*WHAT YOU WILL DO*: Please state the number of lines in the listing that contain the word "超乳玻切头联合套包", and nothing else.

*INFORMATION SUPPLIED*:
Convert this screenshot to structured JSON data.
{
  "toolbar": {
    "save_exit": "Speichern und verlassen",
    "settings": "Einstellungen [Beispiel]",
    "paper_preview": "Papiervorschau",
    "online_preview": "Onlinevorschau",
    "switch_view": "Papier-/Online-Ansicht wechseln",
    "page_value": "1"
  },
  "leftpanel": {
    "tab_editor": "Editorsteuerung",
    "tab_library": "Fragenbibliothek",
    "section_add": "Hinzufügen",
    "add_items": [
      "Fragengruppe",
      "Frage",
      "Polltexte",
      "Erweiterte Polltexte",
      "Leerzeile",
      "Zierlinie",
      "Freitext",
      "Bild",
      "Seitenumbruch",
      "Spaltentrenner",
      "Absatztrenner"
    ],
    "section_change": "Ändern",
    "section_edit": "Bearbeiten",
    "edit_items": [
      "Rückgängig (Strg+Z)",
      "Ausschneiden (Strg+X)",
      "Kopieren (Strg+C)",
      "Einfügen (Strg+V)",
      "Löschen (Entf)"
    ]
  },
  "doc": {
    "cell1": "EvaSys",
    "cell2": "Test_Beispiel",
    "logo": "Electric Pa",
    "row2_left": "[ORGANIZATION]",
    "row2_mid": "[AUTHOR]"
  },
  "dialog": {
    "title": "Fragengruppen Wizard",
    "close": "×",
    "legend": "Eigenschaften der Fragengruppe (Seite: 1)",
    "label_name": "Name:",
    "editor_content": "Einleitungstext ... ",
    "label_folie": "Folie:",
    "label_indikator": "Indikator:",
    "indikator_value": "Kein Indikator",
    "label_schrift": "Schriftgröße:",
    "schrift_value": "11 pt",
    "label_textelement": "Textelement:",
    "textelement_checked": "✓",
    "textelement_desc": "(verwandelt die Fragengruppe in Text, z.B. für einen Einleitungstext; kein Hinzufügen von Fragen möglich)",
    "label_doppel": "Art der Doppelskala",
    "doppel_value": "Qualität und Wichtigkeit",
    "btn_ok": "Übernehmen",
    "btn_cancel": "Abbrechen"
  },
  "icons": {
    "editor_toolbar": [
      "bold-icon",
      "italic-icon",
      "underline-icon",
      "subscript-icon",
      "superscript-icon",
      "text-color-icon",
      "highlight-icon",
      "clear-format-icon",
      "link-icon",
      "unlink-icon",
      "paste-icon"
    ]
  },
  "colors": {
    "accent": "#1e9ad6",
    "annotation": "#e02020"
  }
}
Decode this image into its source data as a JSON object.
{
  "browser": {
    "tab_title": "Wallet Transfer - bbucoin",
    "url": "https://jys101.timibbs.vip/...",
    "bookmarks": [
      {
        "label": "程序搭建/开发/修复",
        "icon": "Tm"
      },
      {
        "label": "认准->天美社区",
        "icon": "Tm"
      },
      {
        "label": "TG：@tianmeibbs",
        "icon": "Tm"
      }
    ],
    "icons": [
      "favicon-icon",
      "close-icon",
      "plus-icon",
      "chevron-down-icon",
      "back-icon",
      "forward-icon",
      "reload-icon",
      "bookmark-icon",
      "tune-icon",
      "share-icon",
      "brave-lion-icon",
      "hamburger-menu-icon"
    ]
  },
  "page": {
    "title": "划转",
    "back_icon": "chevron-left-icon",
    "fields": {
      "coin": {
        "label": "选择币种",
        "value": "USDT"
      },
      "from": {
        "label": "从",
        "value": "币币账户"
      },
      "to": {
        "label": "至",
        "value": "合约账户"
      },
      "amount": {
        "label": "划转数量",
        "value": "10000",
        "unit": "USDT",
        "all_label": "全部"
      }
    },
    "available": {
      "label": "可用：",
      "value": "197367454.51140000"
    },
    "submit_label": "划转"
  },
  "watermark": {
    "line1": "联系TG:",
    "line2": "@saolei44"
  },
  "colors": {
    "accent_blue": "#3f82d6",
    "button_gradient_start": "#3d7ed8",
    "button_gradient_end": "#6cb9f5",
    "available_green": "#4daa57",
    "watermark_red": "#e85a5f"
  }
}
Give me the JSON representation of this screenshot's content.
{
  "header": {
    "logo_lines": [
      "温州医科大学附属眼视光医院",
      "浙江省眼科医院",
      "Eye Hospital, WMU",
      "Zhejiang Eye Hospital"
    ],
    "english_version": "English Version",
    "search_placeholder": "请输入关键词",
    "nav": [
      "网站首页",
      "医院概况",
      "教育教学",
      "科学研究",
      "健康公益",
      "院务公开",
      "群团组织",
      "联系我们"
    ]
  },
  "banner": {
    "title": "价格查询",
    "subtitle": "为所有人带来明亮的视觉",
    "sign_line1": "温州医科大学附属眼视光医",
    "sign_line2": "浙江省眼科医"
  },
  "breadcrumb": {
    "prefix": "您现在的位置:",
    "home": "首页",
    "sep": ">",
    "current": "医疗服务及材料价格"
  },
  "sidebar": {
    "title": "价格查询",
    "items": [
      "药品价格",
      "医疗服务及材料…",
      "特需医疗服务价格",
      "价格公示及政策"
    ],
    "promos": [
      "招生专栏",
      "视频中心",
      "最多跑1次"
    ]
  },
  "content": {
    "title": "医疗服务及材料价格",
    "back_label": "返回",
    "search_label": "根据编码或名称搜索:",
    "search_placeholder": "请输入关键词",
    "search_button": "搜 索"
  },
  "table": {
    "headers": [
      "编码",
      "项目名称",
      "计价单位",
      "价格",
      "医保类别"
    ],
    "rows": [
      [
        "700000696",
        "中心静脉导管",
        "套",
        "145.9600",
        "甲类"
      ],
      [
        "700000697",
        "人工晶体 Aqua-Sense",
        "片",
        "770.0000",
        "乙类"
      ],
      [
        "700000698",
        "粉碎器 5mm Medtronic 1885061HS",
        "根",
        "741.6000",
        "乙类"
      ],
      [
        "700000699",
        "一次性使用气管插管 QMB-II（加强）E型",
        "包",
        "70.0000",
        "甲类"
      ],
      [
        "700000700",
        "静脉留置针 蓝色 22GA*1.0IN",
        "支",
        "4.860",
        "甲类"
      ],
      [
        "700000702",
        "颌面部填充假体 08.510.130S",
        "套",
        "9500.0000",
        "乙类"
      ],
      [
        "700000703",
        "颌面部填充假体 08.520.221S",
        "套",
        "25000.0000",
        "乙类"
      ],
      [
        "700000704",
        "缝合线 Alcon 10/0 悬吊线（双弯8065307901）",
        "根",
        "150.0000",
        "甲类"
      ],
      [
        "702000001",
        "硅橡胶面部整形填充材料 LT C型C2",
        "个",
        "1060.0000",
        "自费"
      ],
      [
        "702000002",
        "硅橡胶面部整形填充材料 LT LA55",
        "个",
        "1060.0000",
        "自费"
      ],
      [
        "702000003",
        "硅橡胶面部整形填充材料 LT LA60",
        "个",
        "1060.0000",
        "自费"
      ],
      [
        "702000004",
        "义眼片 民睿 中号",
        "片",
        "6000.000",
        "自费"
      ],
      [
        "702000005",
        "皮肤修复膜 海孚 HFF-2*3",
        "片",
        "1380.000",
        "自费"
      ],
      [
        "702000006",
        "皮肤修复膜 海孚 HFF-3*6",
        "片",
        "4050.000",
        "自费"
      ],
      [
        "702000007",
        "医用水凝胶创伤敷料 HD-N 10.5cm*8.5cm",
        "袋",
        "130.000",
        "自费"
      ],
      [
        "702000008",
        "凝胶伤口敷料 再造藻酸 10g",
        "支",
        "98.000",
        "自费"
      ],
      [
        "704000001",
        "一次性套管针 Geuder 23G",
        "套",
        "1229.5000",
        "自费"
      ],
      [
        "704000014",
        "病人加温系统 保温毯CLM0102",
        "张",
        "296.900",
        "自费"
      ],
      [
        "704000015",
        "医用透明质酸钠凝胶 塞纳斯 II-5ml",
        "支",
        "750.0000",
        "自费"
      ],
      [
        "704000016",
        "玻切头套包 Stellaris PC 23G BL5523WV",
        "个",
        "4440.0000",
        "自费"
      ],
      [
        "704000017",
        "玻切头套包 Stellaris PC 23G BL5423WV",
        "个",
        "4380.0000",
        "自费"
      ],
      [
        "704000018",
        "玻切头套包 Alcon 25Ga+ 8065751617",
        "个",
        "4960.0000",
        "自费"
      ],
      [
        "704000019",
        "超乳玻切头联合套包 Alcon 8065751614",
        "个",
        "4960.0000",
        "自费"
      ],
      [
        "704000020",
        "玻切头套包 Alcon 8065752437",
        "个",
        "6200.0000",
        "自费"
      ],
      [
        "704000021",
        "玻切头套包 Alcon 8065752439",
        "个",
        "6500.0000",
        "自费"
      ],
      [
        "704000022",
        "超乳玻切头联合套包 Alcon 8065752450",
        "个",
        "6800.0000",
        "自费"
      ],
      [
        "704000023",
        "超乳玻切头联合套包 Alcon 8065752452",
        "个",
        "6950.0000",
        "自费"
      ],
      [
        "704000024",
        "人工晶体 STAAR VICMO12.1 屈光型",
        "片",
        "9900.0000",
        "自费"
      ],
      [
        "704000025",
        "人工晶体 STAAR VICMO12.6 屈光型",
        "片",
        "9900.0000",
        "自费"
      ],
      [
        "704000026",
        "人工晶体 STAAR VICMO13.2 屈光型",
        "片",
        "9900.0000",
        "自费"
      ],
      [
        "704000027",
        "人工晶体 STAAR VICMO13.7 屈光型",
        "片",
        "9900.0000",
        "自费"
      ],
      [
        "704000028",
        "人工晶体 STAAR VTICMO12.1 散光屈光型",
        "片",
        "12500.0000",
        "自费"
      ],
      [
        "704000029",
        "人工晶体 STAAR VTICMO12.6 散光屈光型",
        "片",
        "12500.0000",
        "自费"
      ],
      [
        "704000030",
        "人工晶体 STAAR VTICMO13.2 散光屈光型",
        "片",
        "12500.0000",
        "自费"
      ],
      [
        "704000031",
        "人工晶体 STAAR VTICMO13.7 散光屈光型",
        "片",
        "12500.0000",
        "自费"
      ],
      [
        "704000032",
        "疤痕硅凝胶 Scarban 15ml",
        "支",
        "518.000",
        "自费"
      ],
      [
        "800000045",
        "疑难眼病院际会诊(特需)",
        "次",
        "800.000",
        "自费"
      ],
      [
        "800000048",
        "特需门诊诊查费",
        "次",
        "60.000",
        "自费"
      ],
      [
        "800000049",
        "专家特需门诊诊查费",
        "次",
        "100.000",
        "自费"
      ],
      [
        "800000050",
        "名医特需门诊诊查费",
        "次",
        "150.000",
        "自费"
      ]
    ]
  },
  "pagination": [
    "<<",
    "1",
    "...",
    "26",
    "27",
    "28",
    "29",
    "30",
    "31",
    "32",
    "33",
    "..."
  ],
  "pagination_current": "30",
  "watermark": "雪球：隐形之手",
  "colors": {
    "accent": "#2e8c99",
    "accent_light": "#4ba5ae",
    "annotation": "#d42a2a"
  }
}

*RESULT OF THE TASK*: 3